“Only through my own determination and hard work was I able to persevere and overcome this challenge, which actually helped motivate me to become successful on my own.” Read more
Let’s face it. There is still a dearth of female entrepreneurs in startup land. As I walked around the booths at DEMO Asia 2012, only about ten percent of startups had female founders. But what does this mean for all of us aspiring, or current, female founders? I was fortunate to interview three inspiring women and capture their words of advice for us.
1. Being female does not handicap you.
Rebeca Hwang, Co-founder and CEO of YouNoodle
Rebeca Hwang, co-founder and CEO of YouNoodle, expressed that gender-bias is not as rampant as perceived by some. Founded in 2007, Rebeca does have some years of experience up her sleeve. She disagrees that female founders have a harder time raising funds. Read more
Helan Tan is not the stereotypical brash, zealous, and overconfident entrepreneur. Formerly employed by a bridal gown design company, she started her Singapore-based business after leaving her job as a means of attaining a more balanced lifestyle.
Her husband wanted to start a family with her. ”I didn’t want to be so hectic, working till 3am when I have kids. At the same time, I wanted to bring in some income, and carry on enjoying my interests in fashion and design,” she says.
Now, she runs Gioielli Bridal Accessories (pronounced ‘gio-eh-lei’) out of her showroom in Clarke Quay.
While she has no grand plans for world domination, this lady is no lightweight. Her accessories have been featured in prominent bridal magazines like Tatler Weddings and Her World Brides, local celebrities like Fann Wong and Zoe Tay have donned her pieces for charity shows, and she has done work for television commercials and print ads for large brands like Lux, Fujitsu, and HSBC. Read more
Cheryl Yeoh is the co-founder and CEO at CityPockets, a digital wallet and secondary marketplace for daily deals. Her New York City based startup allows users to automagically import all their daily deal vouchers from various deal sites so they can keep track of them in one spot. They can also sell them if they can’t use the voucher before they expire.
We caught up with Cheryl, who hailed from Malaysia, to get some insights from her trip here as mentor to the current batch of Founders Institute Singapore participants.
In Spring of 2010, she noticed that she’d bought so many vouchers from various deal sites that she lost track of them. The risk of losing money from expiring vouchers made her realise that daily deal vouchers were fast becoming a new form of currency and that led to the inspiration for CityPockets.

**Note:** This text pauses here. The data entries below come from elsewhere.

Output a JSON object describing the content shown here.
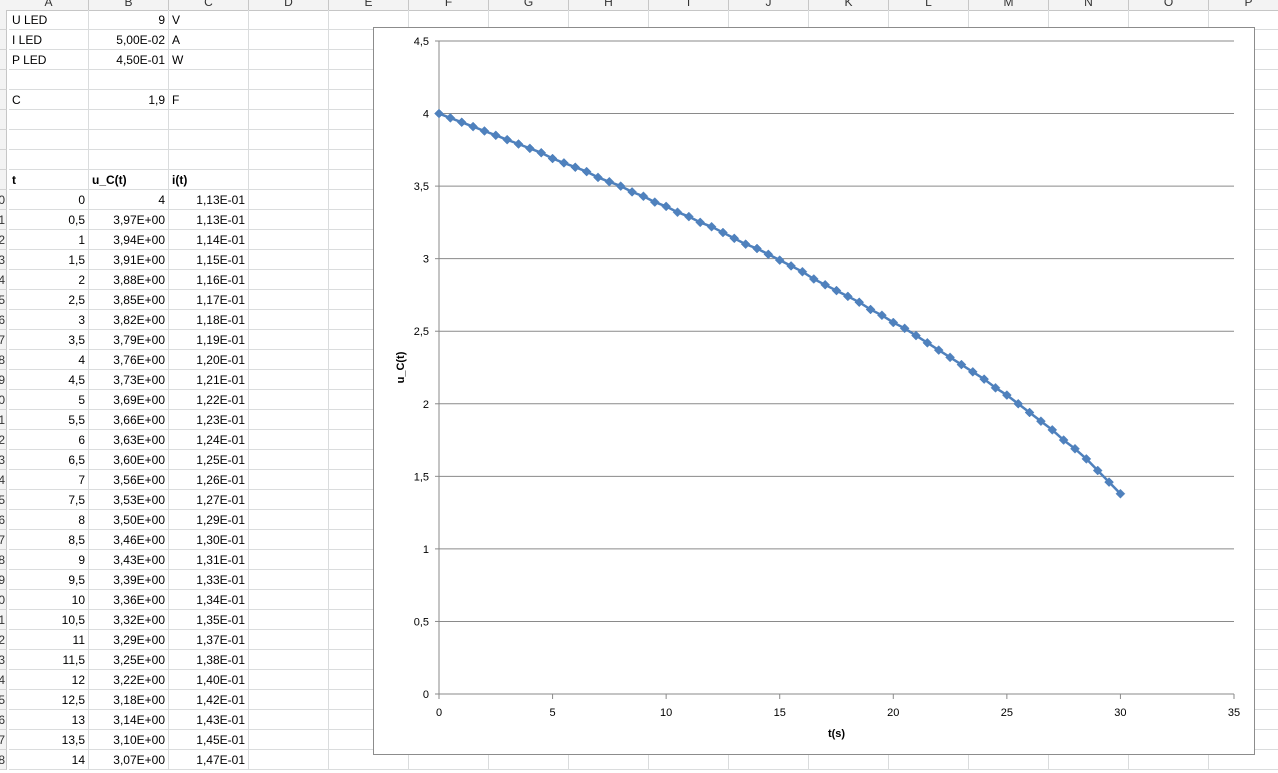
{
  "columns": [
    "A",
    "B",
    "C",
    "D",
    "E",
    "F",
    "G",
    "H",
    "I",
    "J",
    "K",
    "L",
    "M",
    "N",
    "O",
    "P"
  ],
  "params": [
    {
      "label": "U LED",
      "value": "9",
      "unit": "V"
    },
    {
      "label": "I LED",
      "value": "5,00E-02",
      "unit": "A"
    },
    {
      "label": "P LED",
      "value": "4,50E-01",
      "unit": "W"
    },
    {
      "label": "",
      "value": "",
      "unit": ""
    },
    {
      "label": "C",
      "value": "1,9",
      "unit": "F"
    }
  ],
  "table": {
    "headers": [
      "t",
      "u_C(t)",
      "i(t)"
    ],
    "rows": [
      [
        "0",
        "4",
        "1,13E-01"
      ],
      [
        "0,5",
        "3,97E+00",
        "1,13E-01"
      ],
      [
        "1",
        "3,94E+00",
        "1,14E-01"
      ],
      [
        "1,5",
        "3,91E+00",
        "1,15E-01"
      ],
      [
        "2",
        "3,88E+00",
        "1,16E-01"
      ],
      [
        "2,5",
        "3,85E+00",
        "1,17E-01"
      ],
      [
        "3",
        "3,82E+00",
        "1,18E-01"
      ],
      [
        "3,5",
        "3,79E+00",
        "1,19E-01"
      ],
      [
        "4",
        "3,76E+00",
        "1,20E-01"
      ],
      [
        "4,5",
        "3,73E+00",
        "1,21E-01"
      ],
      [
        "5",
        "3,69E+00",
        "1,22E-01"
      ],
      [
        "5,5",
        "3,66E+00",
        "1,23E-01"
      ],
      [
        "6",
        "3,63E+00",
        "1,24E-01"
      ],
      [
        "6,5",
        "3,60E+00",
        "1,25E-01"
      ],
      [
        "7",
        "3,56E+00",
        "1,26E-01"
      ],
      [
        "7,5",
        "3,53E+00",
        "1,27E-01"
      ],
      [
        "8",
        "3,50E+00",
        "1,29E-01"
      ],
      [
        "8,5",
        "3,46E+00",
        "1,30E-01"
      ],
      [
        "9",
        "3,43E+00",
        "1,31E-01"
      ],
      [
        "9,5",
        "3,39E+00",
        "1,33E-01"
      ],
      [
        "10",
        "3,36E+00",
        "1,34E-01"
      ],
      [
        "10,5",
        "3,32E+00",
        "1,35E-01"
      ],
      [
        "11",
        "3,29E+00",
        "1,37E-01"
      ],
      [
        "11,5",
        "3,25E+00",
        "1,38E-01"
      ],
      [
        "12",
        "3,22E+00",
        "1,40E-01"
      ],
      [
        "12,5",
        "3,18E+00",
        "1,42E-01"
      ],
      [
        "13",
        "3,14E+00",
        "1,43E-01"
      ],
      [
        "13,5",
        "3,10E+00",
        "1,45E-01"
      ],
      [
        "14",
        "3,07E+00",
        "1,47E-01"
      ]
    ]
  },
  "row_numbers": [
    "",
    "",
    "",
    "",
    "",
    "",
    "",
    "",
    "",
    "0",
    "1",
    "2",
    "3",
    "4",
    "5",
    "6",
    "7",
    "8",
    "9",
    "0",
    "1",
    "2",
    "3",
    "4",
    "5",
    "6",
    "7",
    "8",
    "9",
    "0",
    "1",
    "2",
    "3",
    "4",
    "5",
    "6",
    "7",
    "8"
  ],
  "chart_data": {
    "type": "scatter",
    "title": "",
    "xlabel": "t(s)",
    "ylabel": "u_C(t)",
    "xlim": [
      0,
      35
    ],
    "ylim": [
      0,
      4.5
    ],
    "xticks": [
      "0",
      "5",
      "10",
      "15",
      "20",
      "25",
      "30",
      "35"
    ],
    "yticks": [
      "0",
      "0,5",
      "1",
      "1,5",
      "2",
      "2,5",
      "3",
      "3,5",
      "4",
      "4,5"
    ],
    "grid": "horizontal major gridlines",
    "marker": "diamond",
    "line": "smooth",
    "color": "#4f81bd",
    "x": [
      0,
      0.5,
      1,
      1.5,
      2,
      2.5,
      3,
      3.5,
      4,
      4.5,
      5,
      5.5,
      6,
      6.5,
      7,
      7.5,
      8,
      8.5,
      9,
      9.5,
      10,
      10.5,
      11,
      11.5,
      12,
      12.5,
      13,
      13.5,
      14,
      14.5,
      15,
      15.5,
      16,
      16.5,
      17,
      17.5,
      18,
      18.5,
      19,
      19.5,
      20,
      20.5,
      21,
      21.5,
      22,
      22.5,
      23,
      23.5,
      24,
      24.5,
      25,
      25.5,
      26,
      26.5,
      27,
      27.5,
      28,
      28.5,
      29,
      29.5,
      30
    ],
    "y": [
      4,
      3.97,
      3.94,
      3.91,
      3.88,
      3.85,
      3.82,
      3.79,
      3.76,
      3.73,
      3.69,
      3.66,
      3.63,
      3.6,
      3.56,
      3.53,
      3.5,
      3.46,
      3.43,
      3.39,
      3.36,
      3.32,
      3.29,
      3.25,
      3.22,
      3.18,
      3.14,
      3.1,
      3.07,
      3.03,
      2.99,
      2.95,
      2.91,
      2.86,
      2.82,
      2.78,
      2.74,
      2.7,
      2.65,
      2.61,
      2.56,
      2.52,
      2.47,
      2.42,
      2.37,
      2.32,
      2.27,
      2.22,
      2.17,
      2.11,
      2.06,
      2.0,
      1.94,
      1.88,
      1.82,
      1.75,
      1.69,
      1.62,
      1.54,
      1.46,
      1.38
    ]
  }
}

“I’ve always believed that the best products are created when you’re trying to solve a real problem that you experience every day, since you can truly understand the pain points and you’re familiar with it. Don’t try to solve a problem that you don’t have or that is not within your domain expertise,” she said. Read more